The WCRI is the largest and most significant international conference on research integrity. Since the first conference in Lisbon in 2007, it has given researchers, teachers, funding agencies, government officials, journal editors, senior administrators, and research students opportunities to share experiences and to discuss and promote integrity in research. Read more:
TDR Clinical Research and Development Fellowships
Call for applications
Deadline for submission: 7 March 2019, 16:00 (GMT)
TDR provides fellowships for early- to mid-career researchers and clinical trial staff (e.g. clinicians, pharmacists, medical statisticians, data managers, other health researchers) in low- and middle-income countries (LMICs) to learn how to conduct clinical trials. Read more:
Meta-Analysis Workshops in New York, USA, and London, UK, in April and May 2019
Don't miss this exceptional opportunity to learn how to perform and report a Meta-analysis correctly. Two Meta-analysis workshops are organized in April and May 2019 by Dr. Michael Borenstein in New York, USA (April 08-10, 2019) and London, UK (May 27-29).
About the Instructor

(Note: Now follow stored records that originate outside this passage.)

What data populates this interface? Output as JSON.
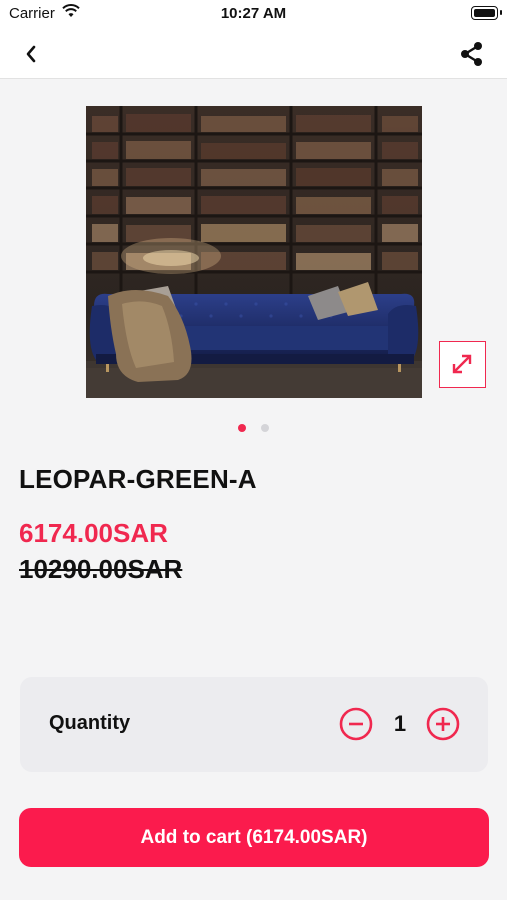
{
  "status_bar": {
    "carrier": "Carrier",
    "time": "10:27 AM"
  },
  "nav": {
    "back_icon": "chevron-left-icon",
    "share_icon": "share-icon"
  },
  "gallery": {
    "image_description_icon": "sofa-product-photo",
    "expand_icon": "expand-arrows-icon",
    "page_count": 2,
    "active_page": 1
  },
  "product": {
    "name": "LEOPAR-GREEN-A",
    "price_current": "6174.00SAR",
    "price_old": "10290.00SAR"
  },
  "quantity": {
    "label": "Quantity",
    "value": "1"
  },
  "cart_button": {
    "label": "Add to cart (6174.00SAR)"
  },
  "colors": {
    "accent": "#f0284f",
    "button": "#fb1b4d"
  }
}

Dr. Michael Borenstein, one of the authors of Introduction to Meta-Analysis, is widely recognized for his ability to make statistical concepts accessible to researchers as well as to statisticians. He has lectured widely on meta-analysis, including at the NIH, CDC, and FDA. Read more: